Said Windon, "The companies that have been built in the last 10 years without the venture capital that an organization like ours might have access to" -- Brigade has raised more than $9 million from the likes of Parker, famed venture capitalist Ron Conway, Salesforce CEO Marc Benioff, and others -- "and without the deep technology base that we have access to have done incredible things, and we probably could have gone more out of our way to indicate that."
In fact, team Brigade knows better than most that it isn't the first group to attempt to use technology to rewire how Americans engage in politics.
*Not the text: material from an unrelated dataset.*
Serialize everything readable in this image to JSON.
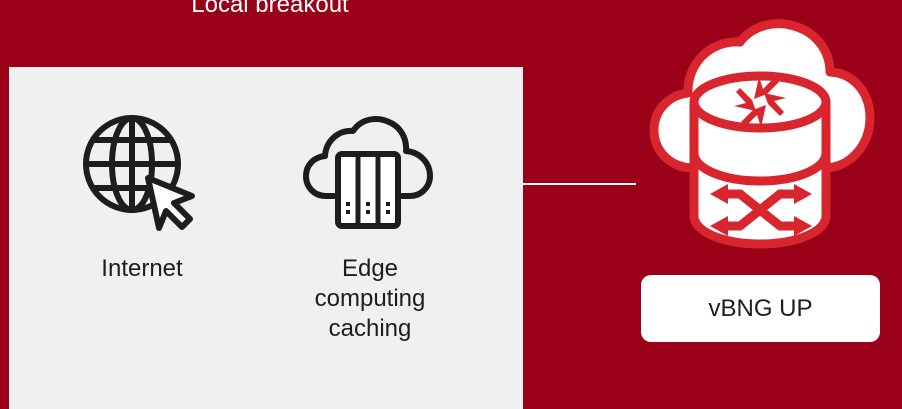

Brigade takes much of its DNA from Causes, the company where Mahan and Windon met and which, along with the platform Votizen, was acquired by Brigade in June. Causes ended its run as an independent company as, mostly, a targeted Facebook plug-in used by nonprofit groups to fund-raise and build their e-mail lists. But Causes, with Parker and Joe Green as its co-founders, launched in 2007 with bigger ambitions, as a standalone hub for wide-ranging civic engagement around, well, causes. And it was, in many ways, a second attempt at something begun with Essembly, launched by Green in 2005 as a platform for free-flowing political discussion and action -- or something much like, it seems, what nearly a decade later Brigade aspires to be.
In other words, civic tech's road to the present is littered with the carcasses of projects inspired by the idea that people are dying to positively engage in politics, if only they had the right tools.
But, Mahan and Windon point out, a lot has changed over that short history. "More than anything, the Internet has changed," Mahan said. Social networks have "gotten incumbency," said Windon, meaning that Facebook, Instagram, Pinterest, and others have become part of the fabric of our everyday lives. But, too, the technological infrastructure that's needed to support the sort of flexible, scalable online experience they're imaging is a rather new invention. Add in the fact that, in large part thanks to Facebook, the American public has grown to accept the idea that our online identities should mirror our offline ones.
"It's just a totally different place than it was six years ago," Mahan said of the online world.
Brigade has hired political staff experienced in the ways of Washington, including former Washington-based Facebook staffers Andrew Noyes and Adam Conner. And it has tapped some big-name Silicon Valley technologists. Famed engineer David Henke, who runs all of LinkedIn's IT systems, has joined the board, and as CTO (and fellow co-founder) they have brought on John Thrall, who was responsible for Yahoo's mobile experience. The ambition is to do both the politics and the technology really well. Said Windon, "It's the best of both worlds."
Whether Brigade succeeds, Mahan said, will be "binary." Either it reaches a critical mass of, say, tens of millions of users, and can thus make money, through such means as advertising and access to "tools." Or it doesn't and it fails. They've got to start somewhere, the two said.
But the rest us will have to wait a bit longer to see Brigade in action: The team said that they're hoping to have a beta version of the site live in January.